What We Mean and What We Say

When we’re working, we keep our dictionaries close at hand when we edit, and we do this for several reasons.

First, our clients’ preferences determine what our go-to reference will be and which resource gets the final say in case of disagreement. In some cases, the authors’ preferences—especially in the case of nontraditional spellings or made-up words—can trump all other resources. (It doesn’t matter if the author spelled XXXXXX like that, even though the dictionary prefers XXXXX, especially when it’s a sequel to a previously published work!)

Second, and we’re not ashamed to admit it, we don’t know every single word in the English language, and in some cases, some terms are very specific to certain industries or fields where we don’t have the same expertise-level knowledge as the author. (If we had doctorates in biology, physics, astrophysics, economics, American history, world history, chemistry, medicine, law, and philosophy, we probably wouldn’t have time for editing.)

When we read and edit, we try to pay attention to an author’s intent and try to assist him or her in selecting the most appropriate words. Notice that when we say most appropriate, we don’t always mean correct; this is especially true of fiction. In nonfiction, using an incorrect or inappropriate word can call an author’s credibility into question. If fiction, however, the incorrect word can be used as characterization. What does it say about a character who consistently uses the wrong word? What if a character uses the same fifty-cent word repeatedly, whenever he’s given the chance? What if a character uses an outdated term or one now considered offensive?

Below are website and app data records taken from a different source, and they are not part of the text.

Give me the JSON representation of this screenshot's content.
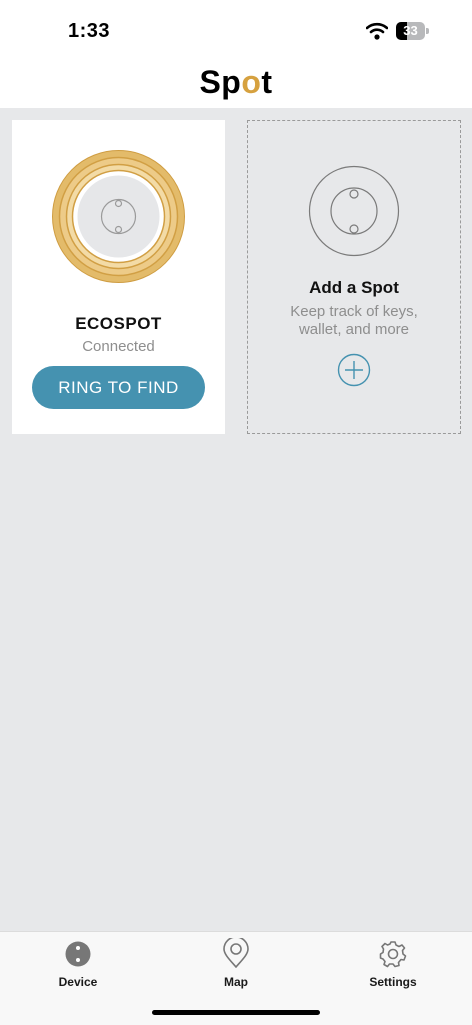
{
  "status_bar": {
    "time": "1:33",
    "battery": "33"
  },
  "header": {
    "logo_before": "Sp",
    "logo_o": "o",
    "logo_after": "t"
  },
  "device_card": {
    "name": "ECOSPOT",
    "status": "Connected",
    "button_label": "RING TO FIND"
  },
  "add_card": {
    "title": "Add a Spot",
    "subtitle": "Keep track of keys, wallet, and more"
  },
  "tabs": [
    {
      "label": "Device",
      "icon": "device-icon"
    },
    {
      "label": "Map",
      "icon": "map-pin-icon"
    },
    {
      "label": "Settings",
      "icon": "gear-icon"
    }
  ],
  "colors": {
    "accent": "#4592b0",
    "gold": "#d6a13f",
    "background": "#e7e8ea"
  }
}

Word choice can be powerful when applied correctly, even when the word is used incorrectly.